• **What you have to do**
What lines in the material hold the string "snapshots"? Copy out each of them.

• **Materials provided**
* * *

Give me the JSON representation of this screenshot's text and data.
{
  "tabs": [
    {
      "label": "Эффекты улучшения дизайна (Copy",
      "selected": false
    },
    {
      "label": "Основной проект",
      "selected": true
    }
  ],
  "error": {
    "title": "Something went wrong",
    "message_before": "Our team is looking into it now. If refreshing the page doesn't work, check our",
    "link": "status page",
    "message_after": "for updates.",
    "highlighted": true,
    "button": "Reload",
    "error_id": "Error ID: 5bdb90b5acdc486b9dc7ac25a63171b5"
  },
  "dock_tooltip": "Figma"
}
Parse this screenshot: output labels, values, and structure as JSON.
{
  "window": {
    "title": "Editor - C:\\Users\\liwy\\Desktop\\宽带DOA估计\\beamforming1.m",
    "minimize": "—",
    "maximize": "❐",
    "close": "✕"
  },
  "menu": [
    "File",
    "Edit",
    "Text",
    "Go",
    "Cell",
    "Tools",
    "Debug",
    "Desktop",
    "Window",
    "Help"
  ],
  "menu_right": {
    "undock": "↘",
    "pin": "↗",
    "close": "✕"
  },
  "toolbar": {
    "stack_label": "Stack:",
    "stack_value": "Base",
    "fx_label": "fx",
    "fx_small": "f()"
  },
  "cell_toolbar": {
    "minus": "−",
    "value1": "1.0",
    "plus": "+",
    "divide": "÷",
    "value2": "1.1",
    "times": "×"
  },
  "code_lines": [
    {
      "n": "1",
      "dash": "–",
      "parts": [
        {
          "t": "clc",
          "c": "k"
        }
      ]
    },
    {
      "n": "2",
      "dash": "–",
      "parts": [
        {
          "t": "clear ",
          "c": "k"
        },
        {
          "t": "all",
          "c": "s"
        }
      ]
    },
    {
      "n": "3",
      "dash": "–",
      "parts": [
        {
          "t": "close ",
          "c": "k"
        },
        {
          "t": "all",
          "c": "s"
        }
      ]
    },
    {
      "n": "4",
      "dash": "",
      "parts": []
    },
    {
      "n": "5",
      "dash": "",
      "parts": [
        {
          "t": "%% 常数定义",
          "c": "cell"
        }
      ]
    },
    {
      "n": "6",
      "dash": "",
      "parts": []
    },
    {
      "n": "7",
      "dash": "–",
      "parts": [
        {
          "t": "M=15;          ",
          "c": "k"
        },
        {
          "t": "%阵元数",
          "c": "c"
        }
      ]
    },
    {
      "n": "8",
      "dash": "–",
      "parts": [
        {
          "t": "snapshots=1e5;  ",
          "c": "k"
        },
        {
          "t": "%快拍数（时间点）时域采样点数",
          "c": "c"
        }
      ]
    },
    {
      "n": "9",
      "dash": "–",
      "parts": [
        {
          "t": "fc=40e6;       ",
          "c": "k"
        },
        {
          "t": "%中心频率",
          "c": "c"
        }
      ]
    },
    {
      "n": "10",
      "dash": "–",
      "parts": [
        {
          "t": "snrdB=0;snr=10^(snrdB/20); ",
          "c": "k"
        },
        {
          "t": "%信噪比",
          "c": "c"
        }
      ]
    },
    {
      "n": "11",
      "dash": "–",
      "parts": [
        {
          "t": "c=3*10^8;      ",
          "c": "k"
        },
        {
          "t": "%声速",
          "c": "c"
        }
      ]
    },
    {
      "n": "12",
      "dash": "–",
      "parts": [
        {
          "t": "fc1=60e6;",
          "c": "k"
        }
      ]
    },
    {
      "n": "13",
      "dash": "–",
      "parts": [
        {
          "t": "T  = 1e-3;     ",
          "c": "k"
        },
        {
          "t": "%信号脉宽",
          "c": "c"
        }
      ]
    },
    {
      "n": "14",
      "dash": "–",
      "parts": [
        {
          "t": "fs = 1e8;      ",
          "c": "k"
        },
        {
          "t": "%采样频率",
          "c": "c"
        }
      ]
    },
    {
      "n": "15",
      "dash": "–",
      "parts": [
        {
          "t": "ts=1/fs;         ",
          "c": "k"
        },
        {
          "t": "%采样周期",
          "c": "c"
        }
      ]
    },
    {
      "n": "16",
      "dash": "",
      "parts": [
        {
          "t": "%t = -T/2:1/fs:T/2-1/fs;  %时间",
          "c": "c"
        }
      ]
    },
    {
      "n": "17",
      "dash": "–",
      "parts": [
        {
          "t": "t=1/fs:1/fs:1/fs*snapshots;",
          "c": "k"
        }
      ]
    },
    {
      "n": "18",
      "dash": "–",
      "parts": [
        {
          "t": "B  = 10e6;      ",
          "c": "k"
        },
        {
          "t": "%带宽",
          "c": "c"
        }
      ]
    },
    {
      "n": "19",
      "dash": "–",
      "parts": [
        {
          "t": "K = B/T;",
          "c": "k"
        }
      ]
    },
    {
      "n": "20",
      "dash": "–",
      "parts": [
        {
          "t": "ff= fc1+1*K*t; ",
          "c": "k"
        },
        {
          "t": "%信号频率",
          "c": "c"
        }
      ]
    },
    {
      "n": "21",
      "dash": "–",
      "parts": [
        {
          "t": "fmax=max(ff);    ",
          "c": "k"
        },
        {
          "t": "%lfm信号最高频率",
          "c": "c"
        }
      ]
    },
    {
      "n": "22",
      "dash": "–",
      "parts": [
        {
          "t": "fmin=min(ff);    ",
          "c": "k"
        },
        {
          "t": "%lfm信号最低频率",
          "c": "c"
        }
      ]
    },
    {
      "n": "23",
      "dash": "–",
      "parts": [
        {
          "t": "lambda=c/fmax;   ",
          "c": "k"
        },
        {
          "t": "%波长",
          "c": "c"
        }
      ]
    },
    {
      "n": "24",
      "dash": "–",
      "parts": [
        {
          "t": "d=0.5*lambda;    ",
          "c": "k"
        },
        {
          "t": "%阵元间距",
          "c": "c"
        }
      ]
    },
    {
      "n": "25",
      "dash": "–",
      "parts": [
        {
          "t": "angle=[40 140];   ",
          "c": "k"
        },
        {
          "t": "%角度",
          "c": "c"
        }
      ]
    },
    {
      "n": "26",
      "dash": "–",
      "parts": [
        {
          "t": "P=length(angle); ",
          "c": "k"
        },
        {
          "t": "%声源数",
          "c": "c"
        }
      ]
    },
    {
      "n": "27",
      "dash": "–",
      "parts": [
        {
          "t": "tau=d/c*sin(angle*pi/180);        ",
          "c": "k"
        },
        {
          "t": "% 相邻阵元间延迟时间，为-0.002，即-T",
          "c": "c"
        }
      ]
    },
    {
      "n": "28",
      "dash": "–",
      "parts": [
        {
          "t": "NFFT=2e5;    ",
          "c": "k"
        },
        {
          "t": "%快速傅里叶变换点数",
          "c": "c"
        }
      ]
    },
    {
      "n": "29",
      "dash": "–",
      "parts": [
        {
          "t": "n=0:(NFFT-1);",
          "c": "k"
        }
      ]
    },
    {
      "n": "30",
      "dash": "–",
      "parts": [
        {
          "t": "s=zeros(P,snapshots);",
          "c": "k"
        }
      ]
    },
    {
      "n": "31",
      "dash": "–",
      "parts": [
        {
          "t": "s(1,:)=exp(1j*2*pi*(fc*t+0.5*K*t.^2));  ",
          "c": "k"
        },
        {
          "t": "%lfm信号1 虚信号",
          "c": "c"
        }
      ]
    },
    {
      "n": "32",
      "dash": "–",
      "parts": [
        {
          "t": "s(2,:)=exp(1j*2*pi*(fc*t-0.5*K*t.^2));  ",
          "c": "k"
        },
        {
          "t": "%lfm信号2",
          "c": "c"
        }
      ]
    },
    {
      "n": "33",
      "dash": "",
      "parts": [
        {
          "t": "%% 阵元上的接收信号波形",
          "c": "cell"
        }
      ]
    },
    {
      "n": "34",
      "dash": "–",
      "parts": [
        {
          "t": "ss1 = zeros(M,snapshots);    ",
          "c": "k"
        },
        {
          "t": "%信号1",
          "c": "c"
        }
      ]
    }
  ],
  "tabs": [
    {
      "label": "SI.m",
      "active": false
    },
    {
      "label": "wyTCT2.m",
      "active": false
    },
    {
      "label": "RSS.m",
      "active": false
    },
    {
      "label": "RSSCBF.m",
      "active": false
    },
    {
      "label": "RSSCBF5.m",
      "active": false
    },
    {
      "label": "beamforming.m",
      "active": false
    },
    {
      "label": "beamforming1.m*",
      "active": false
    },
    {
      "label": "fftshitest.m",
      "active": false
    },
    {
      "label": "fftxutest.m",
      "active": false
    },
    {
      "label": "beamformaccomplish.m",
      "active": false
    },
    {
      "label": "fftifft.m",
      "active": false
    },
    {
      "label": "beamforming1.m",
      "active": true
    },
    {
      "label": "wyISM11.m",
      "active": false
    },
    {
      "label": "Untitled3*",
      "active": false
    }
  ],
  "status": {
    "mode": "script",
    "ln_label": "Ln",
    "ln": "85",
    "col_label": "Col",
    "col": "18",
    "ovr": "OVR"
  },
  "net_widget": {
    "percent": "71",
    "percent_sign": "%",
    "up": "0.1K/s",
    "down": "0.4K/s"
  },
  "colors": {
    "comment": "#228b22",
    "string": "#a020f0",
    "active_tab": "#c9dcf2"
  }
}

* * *

• **Output for this task**
          "t": "snapshots=1e5;  ",
          "t": "t=1/fs:1/fs:1/fs*snapshots;",
          "t": "s=zeros(P,snapshots);",
          "t": "ss1 = zeros(M,snapshots);    ",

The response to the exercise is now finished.